As well as being good for our mental health, it seems that having plenty of friends can be good for the health of our gut, a new study says.

Scientists looked at a group of Rhesus Macaques living on Cayo Santiago, an island off the coast of Puerto Rico, and found that the more sociable primate had more beneficial bacteria and less harmful bacteria than less social monkeys.

To measure just how social the monkeys were, the researchers measured the time each monkey spent grooming or being groomed by others, as well as the number of grooming partners they had.

“Macaques are highly social animals and grooming is their main way of making and maintaining relationships, so grooming provides a good indicator of social interactions,” Dr Kali Watson, a cognitive scientist at the University of Colorado, said.

They also collected faecal samples from the monkeys and performed DNA sequencing to measure the composition and diversity of gut microbes that were present.

“Engagement in social interactions was positively related to the abundance of certain gut microbes with beneficial immunological functions, and negatively related to the abundance of potentially pathogenic members of the microbiota,” Dr Philip Burnet, who researches the influence of the gut microbiome on brain health at the University of Oxford, said.

They found that the most sociable monkeys had higher levels of protective bacteria, including Faecalibacterium, which has anti-inflammatory properties, and Prevotella, which has been associated with better immunity against pathogens and anti-inflammatory effects.

Meanwhile, bacteria such as Streptococcus, which cause diseases such as strep throat and pneumonia, were found in greater abundance in the less social monkeys.

Image: Frontiers Press

As for why this happens, the researchers proposed that it may be to do with the transmission of bacteria through physical contact, such as grooming.

“The relationship between social behaviour and microbial abundances may be the direct result of social transmission of microbes, for example through grooming,” Dr Katerina Johnson, a researcher at the University of Oxford, said.

“It could also be an indirect effect, as monkeys with fewer friends may be more stressed, which then affects the abundance of these microbes.

“As well as behaviour influencing the microbiome, we also know it is a reciprocal relationship, whereby the microbiome can in turn affect the brain and behaviour.”

The millions of bacteria, fungi and other microorganisms that live in our gut – and make up our gut microbiome – have become an area of interest for researchers, particularly when it comes to digestive health and the influence it has on our nervous system, in a relationship called the ‘gut-brain axis’.

Previous studies have shown that the levels of different species of these organisms in our guts have been linked to depression, schizophrenia and even autoimmune conditions such as Crohn’s disease and colitis.
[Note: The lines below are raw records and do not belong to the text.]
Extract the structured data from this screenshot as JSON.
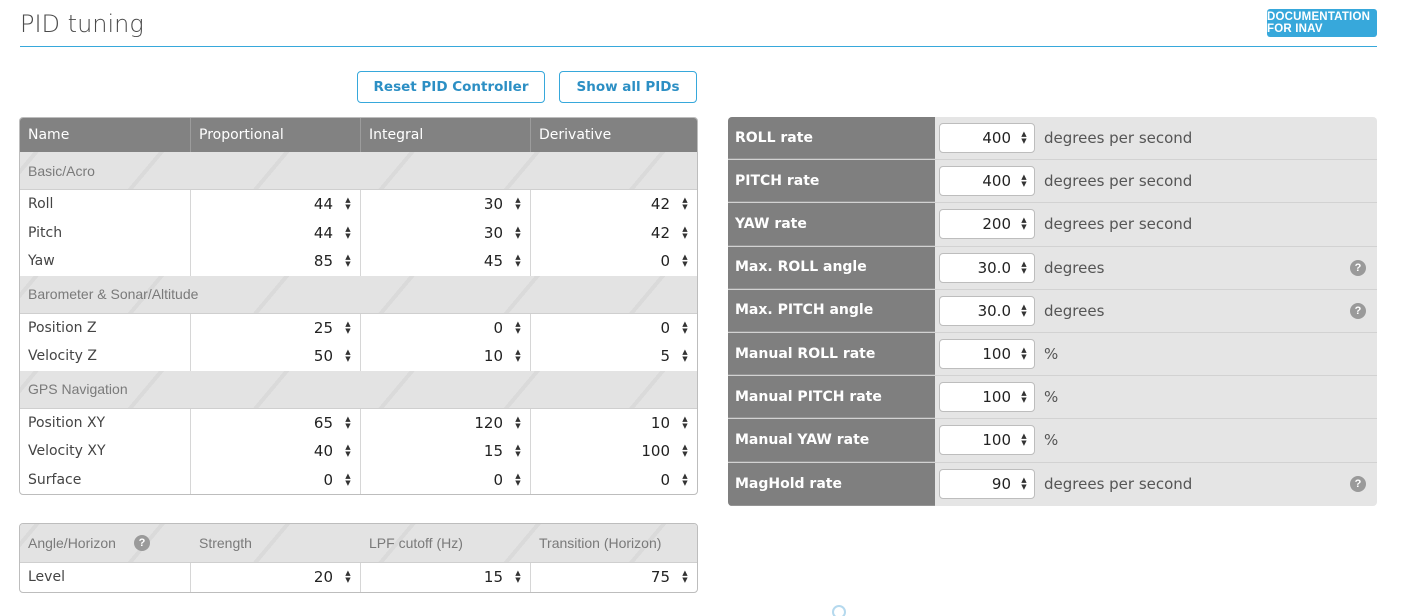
{
  "header": {
    "title": "PID tuning",
    "doc_button": "DOCUMENTATION FOR INAV"
  },
  "toolbar": {
    "reset_label": "Reset PID Controller",
    "showall_label": "Show all PIDs"
  },
  "pid_table": {
    "columns": [
      "Name",
      "Proportional",
      "Integral",
      "Derivative"
    ],
    "sections": [
      {
        "title": "Basic/Acro",
        "rows": [
          {
            "name": "Roll",
            "p": "44",
            "i": "30",
            "d": "42"
          },
          {
            "name": "Pitch",
            "p": "44",
            "i": "30",
            "d": "42"
          },
          {
            "name": "Yaw",
            "p": "85",
            "i": "45",
            "d": "0"
          }
        ]
      },
      {
        "title": "Barometer & Sonar/Altitude",
        "rows": [
          {
            "name": "Position Z",
            "p": "25",
            "i": "0",
            "d": "0"
          },
          {
            "name": "Velocity Z",
            "p": "50",
            "i": "10",
            "d": "5"
          }
        ]
      },
      {
        "title": "GPS Navigation",
        "rows": [
          {
            "name": "Position XY",
            "p": "65",
            "i": "120",
            "d": "10"
          },
          {
            "name": "Velocity XY",
            "p": "40",
            "i": "15",
            "d": "100"
          },
          {
            "name": "Surface",
            "p": "0",
            "i": "0",
            "d": "0"
          }
        ]
      }
    ]
  },
  "angle_table": {
    "columns": [
      "Angle/Horizon",
      "Strength",
      "LPF cutoff (Hz)",
      "Transition (Horizon)"
    ],
    "rows": [
      {
        "name": "Level",
        "strength": "20",
        "lpf": "15",
        "transition": "75"
      }
    ]
  },
  "rates": [
    {
      "label": "ROLL rate",
      "value": "400",
      "unit": "degrees per second",
      "help": false
    },
    {
      "label": "PITCH rate",
      "value": "400",
      "unit": "degrees per second",
      "help": false
    },
    {
      "label": "YAW rate",
      "value": "200",
      "unit": "degrees per second",
      "help": false
    },
    {
      "label": "Max. ROLL angle",
      "value": "30.0",
      "unit": "degrees",
      "help": true
    },
    {
      "label": "Max. PITCH angle",
      "value": "30.0",
      "unit": "degrees",
      "help": true
    },
    {
      "label": "Manual ROLL rate",
      "value": "100",
      "unit": "%",
      "help": false
    },
    {
      "label": "Manual PITCH rate",
      "value": "100",
      "unit": "%",
      "help": false
    },
    {
      "label": "Manual YAW rate",
      "value": "100",
      "unit": "%",
      "help": false
    },
    {
      "label": "MagHold rate",
      "value": "90",
      "unit": "degrees per second",
      "help": true
    }
  ],
  "icons": {
    "help": "?",
    "spin_up": "▲",
    "spin_down": "▼"
  },
  "colors": {
    "accent": "#37a8db",
    "header_gray": "#828282",
    "rate_label_gray": "#7f7f7f"
  }
}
The gut even creates neurotransmitters, hormones and other molecules the brain needs.

With this study finding that being social can influence our gut, which in turn can influence our health more generally, it shows just how crucial social interactions are for our health.

Dr Robin Dunbar, a psychology professor at the University of Oxford, said: “As our society is increasingly substituting online interactions for real-life ones, these important research findings underline the fact that as primates, we evolved not only in a social world but a microbial one as well.”

The researchers published their findings in the journal Frontiers in Microbiology.

Image: Frontiers Press

This article first appeared on OverSixty.